[Source records]
§ §
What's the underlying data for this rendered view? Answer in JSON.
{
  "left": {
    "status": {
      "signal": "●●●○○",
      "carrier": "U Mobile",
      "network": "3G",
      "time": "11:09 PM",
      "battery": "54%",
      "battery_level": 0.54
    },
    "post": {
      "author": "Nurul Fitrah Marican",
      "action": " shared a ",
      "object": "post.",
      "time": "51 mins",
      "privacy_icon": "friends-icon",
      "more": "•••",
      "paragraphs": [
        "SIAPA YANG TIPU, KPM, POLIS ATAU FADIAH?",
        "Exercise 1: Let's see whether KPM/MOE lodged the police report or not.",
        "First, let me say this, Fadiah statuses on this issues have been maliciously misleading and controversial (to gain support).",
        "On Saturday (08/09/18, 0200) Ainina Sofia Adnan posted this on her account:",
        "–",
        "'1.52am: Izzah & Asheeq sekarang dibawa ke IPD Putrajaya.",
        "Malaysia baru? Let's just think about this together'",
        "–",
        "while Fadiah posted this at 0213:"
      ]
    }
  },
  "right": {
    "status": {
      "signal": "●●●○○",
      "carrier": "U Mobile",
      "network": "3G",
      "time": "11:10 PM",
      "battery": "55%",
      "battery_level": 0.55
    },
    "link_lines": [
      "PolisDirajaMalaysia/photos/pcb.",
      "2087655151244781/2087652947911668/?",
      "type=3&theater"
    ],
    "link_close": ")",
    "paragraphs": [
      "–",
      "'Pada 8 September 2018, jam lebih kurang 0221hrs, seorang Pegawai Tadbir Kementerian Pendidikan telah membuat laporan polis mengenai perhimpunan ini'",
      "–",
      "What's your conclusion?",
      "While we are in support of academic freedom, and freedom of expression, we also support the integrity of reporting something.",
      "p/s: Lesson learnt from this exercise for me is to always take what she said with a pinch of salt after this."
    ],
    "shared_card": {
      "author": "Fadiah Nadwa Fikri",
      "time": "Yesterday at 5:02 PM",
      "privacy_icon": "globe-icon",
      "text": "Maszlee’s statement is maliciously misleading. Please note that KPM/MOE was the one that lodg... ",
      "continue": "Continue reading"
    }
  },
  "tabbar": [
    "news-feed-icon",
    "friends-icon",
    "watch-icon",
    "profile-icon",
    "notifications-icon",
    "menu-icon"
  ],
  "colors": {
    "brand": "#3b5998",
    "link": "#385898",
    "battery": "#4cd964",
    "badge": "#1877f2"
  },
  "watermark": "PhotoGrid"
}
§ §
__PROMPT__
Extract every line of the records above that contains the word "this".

__EXERCISE ANSWER__
What's the underlying data for this rendered view? Answer in JSON.
        "First, let me say this, Fadiah statuses on this issues have been maliciously misleading and controversial (to gain support).",
        "On Saturday (08/09/18, 0200) Ainina Sofia Adnan posted this on her account:",
        "Malaysia baru? Let's just think about this together'",
        "while Fadiah posted this at 0213:"
      "p/s: Lesson learnt from this exercise for me is to always take what she said with a pinch of salt after this."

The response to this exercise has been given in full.